Both Green and McCloud were influenced by the same artists in their early years.  The 90s were not only when the two were coming into their own as men but also when the Hip Hop scene really exploded into the mainstream with the emergence of legends such as Jay-z, Nas, Notorious BIG, Tupac, KRS One, Wu-tang Clan and Slick Rick all of whom The Villanz say their sound has been influenced by.

The self-assessment by Di-Vine clearly has validity to it.  Neighborhood Heroes features a wide variety of tracks which encompass a wide variety of coast-specific feels expressed through both beats and lyrics.  The flexibility of The Villanz is evident not only in their ability to adapt and overcome but also in their ability to artfully express a truthfully deep, real message through their music.  One that necessarily is not easily found when searching thru todays Hip Hop scene.

One thing that is extremely prevalent throughout todays industry is an overzealous abundance of flash, materialism, glamour and other shallow, sellout standards.  The Villanz dont indulge in those undertones in their music and thats expressed on every track.  They continuously exhibit a loyal and true street mindset while theres never a moment that theyre not keeping it real.

Bringing back that throwback style of genuine lyricism is no easy task in the midst of the rules of the game today, though The Villanz have all the right tools in place and people in their corner to effectively exile the demons of todays industry from their path to success.  They self-promote their new music and new projects using social media outlets such as soundcloud, facebook and twitter.  They have plans to re-release their mixtape Rise of The Villanz:  Episode 1.  They've released a video for Lock Down, a track on Neighborhood Heroes and have plans to release another video soon.  

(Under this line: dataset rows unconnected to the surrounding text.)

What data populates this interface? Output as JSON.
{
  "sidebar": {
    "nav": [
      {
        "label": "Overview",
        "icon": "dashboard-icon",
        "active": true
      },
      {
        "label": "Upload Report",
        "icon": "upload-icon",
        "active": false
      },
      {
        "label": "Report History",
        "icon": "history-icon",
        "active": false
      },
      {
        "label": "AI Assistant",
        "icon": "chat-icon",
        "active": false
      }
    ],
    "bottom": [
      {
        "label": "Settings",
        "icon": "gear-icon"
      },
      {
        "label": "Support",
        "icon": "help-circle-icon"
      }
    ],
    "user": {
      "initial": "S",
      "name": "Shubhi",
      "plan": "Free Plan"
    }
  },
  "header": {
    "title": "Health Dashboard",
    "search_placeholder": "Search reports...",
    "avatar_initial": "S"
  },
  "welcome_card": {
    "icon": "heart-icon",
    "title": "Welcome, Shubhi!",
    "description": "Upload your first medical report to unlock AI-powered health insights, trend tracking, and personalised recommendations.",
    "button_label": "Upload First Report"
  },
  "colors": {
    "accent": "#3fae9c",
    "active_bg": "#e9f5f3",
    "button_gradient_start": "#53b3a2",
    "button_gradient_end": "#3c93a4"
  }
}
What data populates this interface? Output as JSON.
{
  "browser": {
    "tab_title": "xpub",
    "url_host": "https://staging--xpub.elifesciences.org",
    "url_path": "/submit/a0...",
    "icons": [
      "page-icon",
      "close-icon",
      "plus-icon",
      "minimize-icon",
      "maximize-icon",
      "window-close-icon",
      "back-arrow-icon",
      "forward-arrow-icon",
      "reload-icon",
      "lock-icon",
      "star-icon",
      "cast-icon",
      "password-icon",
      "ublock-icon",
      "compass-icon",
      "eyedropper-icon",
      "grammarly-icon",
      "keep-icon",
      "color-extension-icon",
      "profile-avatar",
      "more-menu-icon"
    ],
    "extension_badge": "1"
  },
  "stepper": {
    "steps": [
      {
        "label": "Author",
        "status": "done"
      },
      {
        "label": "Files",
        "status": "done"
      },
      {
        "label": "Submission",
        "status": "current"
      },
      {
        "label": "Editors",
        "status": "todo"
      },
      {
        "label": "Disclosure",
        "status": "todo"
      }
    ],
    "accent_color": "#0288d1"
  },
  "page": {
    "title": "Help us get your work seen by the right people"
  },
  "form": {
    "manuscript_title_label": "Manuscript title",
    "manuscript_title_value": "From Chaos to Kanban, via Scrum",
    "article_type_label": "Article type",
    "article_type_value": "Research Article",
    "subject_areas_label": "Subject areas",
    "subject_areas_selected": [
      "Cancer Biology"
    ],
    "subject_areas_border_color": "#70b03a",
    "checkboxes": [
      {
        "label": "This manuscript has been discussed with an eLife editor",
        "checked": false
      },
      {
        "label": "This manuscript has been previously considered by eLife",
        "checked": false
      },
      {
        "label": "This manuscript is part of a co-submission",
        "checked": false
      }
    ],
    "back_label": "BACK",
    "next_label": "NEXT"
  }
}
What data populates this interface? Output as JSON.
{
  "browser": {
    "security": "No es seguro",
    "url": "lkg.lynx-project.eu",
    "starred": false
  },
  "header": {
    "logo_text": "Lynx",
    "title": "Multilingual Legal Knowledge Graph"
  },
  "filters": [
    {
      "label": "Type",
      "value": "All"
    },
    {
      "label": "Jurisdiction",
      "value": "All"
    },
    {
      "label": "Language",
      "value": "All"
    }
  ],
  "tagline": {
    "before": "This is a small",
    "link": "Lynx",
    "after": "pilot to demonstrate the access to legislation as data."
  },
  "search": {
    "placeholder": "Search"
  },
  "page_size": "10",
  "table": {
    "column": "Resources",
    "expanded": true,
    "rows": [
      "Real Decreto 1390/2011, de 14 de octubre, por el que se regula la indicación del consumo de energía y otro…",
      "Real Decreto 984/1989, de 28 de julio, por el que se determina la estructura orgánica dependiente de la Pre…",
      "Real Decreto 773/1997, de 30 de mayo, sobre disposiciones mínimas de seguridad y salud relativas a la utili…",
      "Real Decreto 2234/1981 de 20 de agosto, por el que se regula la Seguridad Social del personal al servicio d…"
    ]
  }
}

Between their unique and flexible self-produced beats, truly original Hip Hop lyrics that get in your face and make you think, well thought out plans and strategies for marketing and performances, all accompanied by everything else that goes into the daily operations and efforts of The Villanz, they have a product that takes the blinders back off of the eyes of todays rap game.

Classic is timeless, Green said.  It doesnt matter how old or how young you are.  Classic doesnt have a shelf life.

Band Members